climate change food politics

Climate change, meat and politics

We all know that we should regulate our consumption of meat and dairy products. It’s a common enough message from health professionals as well as environmental or animal rights campaigns. We know it, but like much health advice, we resent being told what to do and don’t pay much attention.

From a climate change point of view, the emissions from lifestock are serious. At 15% of global greenhouse gases, they’re on a par with motor transport. Demand for meat is expected to rise by 75% by 2050, so it’s going to be an even bigger obstacle to a stable climate – and that’s without the associated concerns about land, water, welfare, and rising grain prices as food is diverted to animal feed.

Despite the scale of the problem, Chatham House point out that of the 184 national emission reduction plans submitted to COP21, none of them included meat consumption. Some countries don’t need to, admittedly. As the graph below shows, meat and dairy tends to rise with income, and not everyone has a problem. Others definitely do – the highest consumers, such as the US, eat 10 times as much meat as the poorest.

meat consumption and income

That’s bad for our health as well as the climate, so we have everything to gain from bringing those levels down. Wrestling meat consumption back to the dotted line on that graph would lower cancer rates and help to tackle obesity. Health is a key factor in wellbeing, so there are real quality of life gains to be had. It’s a definitive win-win, as well as being one of the easiest ways to bring down carbon emissions.

The reason there’s so little action on meat is of course because governments don’t want to tell citizens what to eat. And rightly so. We want to be treated like adults, and it’s not the government’s job to decide what goes on our plates. Besides, Britain’s food culture is still recovering from the central planning of food during the Second World War, so we know what can happen when it gets taken to extremes.

But does that mean we can’t do anything at all? I don’t think so. Firstly, most people haven’t made the connection between meat and climate change, so there’s some awareness raising to do. That’s important if there is to be any support for more robust action. Respected voices such as nutritionists and TV chefs will help, always addressing the topic holistically as a matter of health and good living as much as an environmental issue. The invitation to better health is going to be more powerful than green guilt.

The government has many different ways to influence change at its disposal, and a lower meat diet can be addressed through the health service, education and agricultural policy. There are lots of avenues for creative change-making, before we ever get to banning and taxing and things that make people angry. The full Chatham House report, Changing climate, changing diets, has plenty to consider.

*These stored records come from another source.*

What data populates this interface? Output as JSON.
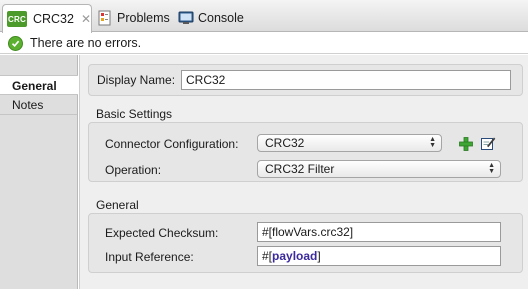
{
  "tabs": [
    {
      "label": "CRC32",
      "badge": "CRC",
      "active": true,
      "closable": true
    },
    {
      "label": "Problems",
      "icon": "problems-icon"
    },
    {
      "label": "Console",
      "icon": "console-icon"
    }
  ],
  "status": {
    "message": "There are no errors.",
    "icon": "check-circle-icon"
  },
  "nav": {
    "items": [
      {
        "label": "General",
        "active": true
      },
      {
        "label": "Notes",
        "active": false
      }
    ]
  },
  "form": {
    "display_name_label": "Display Name:",
    "display_name_value": "CRC32",
    "basic_settings": {
      "title": "Basic Settings",
      "connector_label": "Connector Configuration:",
      "connector_value": "CRC32",
      "operation_label": "Operation:",
      "operation_value": "CRC32 Filter"
    },
    "general": {
      "title": "General",
      "checksum_label": "Expected Checksum:",
      "checksum_value": "#[flowVars.crc32]",
      "input_ref_label": "Input Reference:",
      "input_ref_prefix": "#[",
      "input_ref_keyword": "payload",
      "input_ref_suffix": "]"
    }
  },
  "colors": {
    "badge": "#4c9a2a",
    "ok": "#5bb02f",
    "add_icon": "#3fa535"
  }
}
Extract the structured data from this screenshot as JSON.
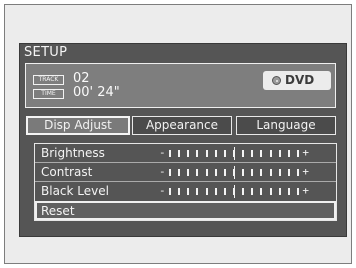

In the meantime, we can all get started on the issue irrespective of what the government does. Eating less meat can start today, and I’ll come back to that in a future post.


  1. As you no doubt are aware, it’s a more complex situation than just cutting out meat, and I think we need to widen the debate somewhat. We need to rapidly get our land acting as a carbon sink rather than a source, and for many climate regions (including in UK) that implies grassland. And since we are currently driven to derive an income from most of our land, fully grass-fed livestock may be the best way forward. I’m still trying to get my own head round it all to see where the right balance lies, but the following links may help further thought: (as a good pointer to Simon Fairlie’s book)

    We may get more traction from the UK public by calling people to go for sustainable, fully pasture-fed products. This costs more so people would need to eat less if they want to keep their overall food budget the same (quality rather than quantity). When all the land which supports pasture but not arable/veg is sustainably utilised that would then be the time to manage overall demand for meat.

    I’m aware my own thinking is not fully worked through but I think we need to consider and discuss this matter thoughtfully.

  2. I was at the Oxford Real Farming Conference last week, and this presented many examples of farmers who are succeeding in fully grass-fed livestock (both sheep and cows). The whole conference was a thought-provoking inspiration that we can transform our agriculture: although the average age of farmers across UK is around 60 years, the conference’s 850 attendees included a high proportion of people in their 20s/30s who are determined to demonstrate a different way of working.More info:

Leave a Reply

Fill in your details below or click an icon to log in: Logo

You are commenting using your account. Log Out /  Change )

Twitter picture

You are commenting using your Twitter account. Log Out /  Change )

Facebook photo

You are commenting using your Facebook account. Log Out /  Change )

Connecting to %s

This site uses Akismet to reduce spam. Learn how your comment data is processed.

%d bloggers like this: